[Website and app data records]
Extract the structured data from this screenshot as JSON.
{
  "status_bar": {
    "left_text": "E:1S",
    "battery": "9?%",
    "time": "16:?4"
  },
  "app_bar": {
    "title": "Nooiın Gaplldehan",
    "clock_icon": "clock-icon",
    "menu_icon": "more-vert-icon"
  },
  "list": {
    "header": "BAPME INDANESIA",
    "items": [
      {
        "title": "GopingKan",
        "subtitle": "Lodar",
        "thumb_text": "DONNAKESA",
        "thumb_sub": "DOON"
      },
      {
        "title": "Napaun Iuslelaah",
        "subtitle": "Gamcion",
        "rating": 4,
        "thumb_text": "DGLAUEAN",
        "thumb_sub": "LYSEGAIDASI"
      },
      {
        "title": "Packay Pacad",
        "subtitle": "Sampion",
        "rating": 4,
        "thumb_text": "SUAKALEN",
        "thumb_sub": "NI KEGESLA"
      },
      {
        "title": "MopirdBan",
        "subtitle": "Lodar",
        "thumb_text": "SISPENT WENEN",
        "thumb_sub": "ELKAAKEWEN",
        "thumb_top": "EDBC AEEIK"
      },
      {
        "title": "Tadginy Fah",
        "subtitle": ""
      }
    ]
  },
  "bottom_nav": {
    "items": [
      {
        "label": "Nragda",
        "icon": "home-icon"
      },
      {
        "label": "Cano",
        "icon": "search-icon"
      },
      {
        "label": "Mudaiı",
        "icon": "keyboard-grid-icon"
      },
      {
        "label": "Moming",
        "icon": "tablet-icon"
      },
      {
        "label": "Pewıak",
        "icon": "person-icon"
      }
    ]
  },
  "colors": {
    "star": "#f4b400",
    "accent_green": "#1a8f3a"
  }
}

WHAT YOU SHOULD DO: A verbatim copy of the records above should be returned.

ANSWER TO THE EXERCISE:
Extract the structured data from this screenshot as JSON.
{
  "status_bar": {
    "left_text": "E:1S",
    "battery": "9?%",
    "time": "16:?4"
  },
  "app_bar": {
    "title": "Nooiın Gaplldehan",
    "clock_icon": "clock-icon",
    "menu_icon": "more-vert-icon"
  },
  "list": {
    "header": "BAPME INDANESIA",
    "items": [
      {
        "title": "GopingKan",
        "subtitle": "Lodar",
        "thumb_text": "DONNAKESA",
        "thumb_sub": "DOON"
      },
      {
        "title": "Napaun Iuslelaah",
        "subtitle": "Gamcion",
        "rating": 4,
        "thumb_text": "DGLAUEAN",
        "thumb_sub": "LYSEGAIDASI"
      },
      {
        "title": "Packay Pacad",
        "subtitle": "Sampion",
        "rating": 4,
        "thumb_text": "SUAKALEN",
        "thumb_sub": "NI KEGESLA"
      },
      {
        "title": "MopirdBan",
        "subtitle": "Lodar",
        "thumb_text": "SISPENT WENEN",
        "thumb_sub": "ELKAAKEWEN",
        "thumb_top": "EDBC AEEIK"
      },
      {
        "title": "Tadginy Fah",
        "subtitle": ""
      }
    ]
  },
  "bottom_nav": {
    "items": [
      {
        "label": "Nragda",
        "icon": "home-icon"
      },
      {
        "label": "Cano",
        "icon": "search-icon"
      },
      {
        "label": "Mudaiı",
        "icon": "keyboard-grid-icon"
      },
      {
        "label": "Moming",
        "icon": "tablet-icon"
      },
      {
        "label": "Pewıak",
        "icon": "person-icon"
      }
    ]
  },
  "colors": {
    "star": "#f4b400",
    "accent_green": "#1a8f3a"
  }
}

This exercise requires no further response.